I will always remember I came first with my mom. I will always know my mom loved me and her family above everything else. I will always remember how available she was and is to me. She was made to love her family. It’s her highest joy and calling, and she does it 100%, 100% of the time. I have tears coming down my face right now because her life has been a devotion to me, my sister, my father, her mother, her grandchildren. She simply lives love of others.
So then, here’s the question. How did she do it?
Her selflessness was so strong. And yet her trust must be so strong as well. She knew she couldn’t be ‘punished’ by checking on the chocolate chip cookies of her dear child. And somehow – she got it all done. Her concerts are stellar. She is always prepared musically. She cooks great meals. She is a great listener. She has her three grandchildren over at least twice per week, opening up her home and heart, cooking them their favorite tapioca pudding, and filling our home and heart with love.

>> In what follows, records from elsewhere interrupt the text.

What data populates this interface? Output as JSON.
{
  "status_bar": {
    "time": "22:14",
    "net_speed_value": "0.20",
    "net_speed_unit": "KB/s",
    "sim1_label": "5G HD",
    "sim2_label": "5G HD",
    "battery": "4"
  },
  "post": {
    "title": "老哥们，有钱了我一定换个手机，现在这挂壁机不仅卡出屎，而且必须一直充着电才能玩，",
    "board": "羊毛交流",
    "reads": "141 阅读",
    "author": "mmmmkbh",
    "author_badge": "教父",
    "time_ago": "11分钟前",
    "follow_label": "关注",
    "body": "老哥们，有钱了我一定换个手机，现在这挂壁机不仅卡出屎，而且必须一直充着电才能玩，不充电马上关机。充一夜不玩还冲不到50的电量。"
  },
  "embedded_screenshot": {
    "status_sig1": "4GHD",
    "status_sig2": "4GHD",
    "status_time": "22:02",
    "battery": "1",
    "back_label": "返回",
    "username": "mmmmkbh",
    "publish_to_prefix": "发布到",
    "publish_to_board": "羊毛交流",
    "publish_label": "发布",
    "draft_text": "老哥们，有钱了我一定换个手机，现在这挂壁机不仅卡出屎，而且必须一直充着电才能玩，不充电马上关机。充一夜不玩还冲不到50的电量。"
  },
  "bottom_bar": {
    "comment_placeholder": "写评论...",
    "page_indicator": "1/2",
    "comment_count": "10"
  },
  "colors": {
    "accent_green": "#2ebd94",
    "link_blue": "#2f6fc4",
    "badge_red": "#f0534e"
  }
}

She never once told me to come to her later because she needed to practice.
If I had to choose, I choose chocolate chip cookies over another concert. She had her priorities right. I just happen to be the lucky daughter who received so much love.
“GO ON NOW AND GET OUT THERE IMMEDIATELY”
This was a precious moment in my short flute career. My dear Oma, a pioneer woman flutist in the 1920s (read about her in the New York Times) began teaching me at the age of 8. She was a profound influence on my life and as phenomenal of a teacher as she was a performer.
In this photo, I am 10. That’s me, my beloved Mom, my dear Oma, all performing on stage at Stanford University. It’s my first concert, my debut.
As we prepared, my Oma always said to me, “Darling, at any time you don’t want to perform, that is all right. You just let your Oma know.”
The night of the performance. I am in the wings. I’ve seen them perform and my heart is racing. Sweat graces my palms and I am sure my fingers are going to stick to the keys. My dress feels like it is sticking to me.
“Oma,” I say quietly. “I don’t want to go….”
Right behind me, she said, “Go on now and get out there immediately.”
The show must go on and it did!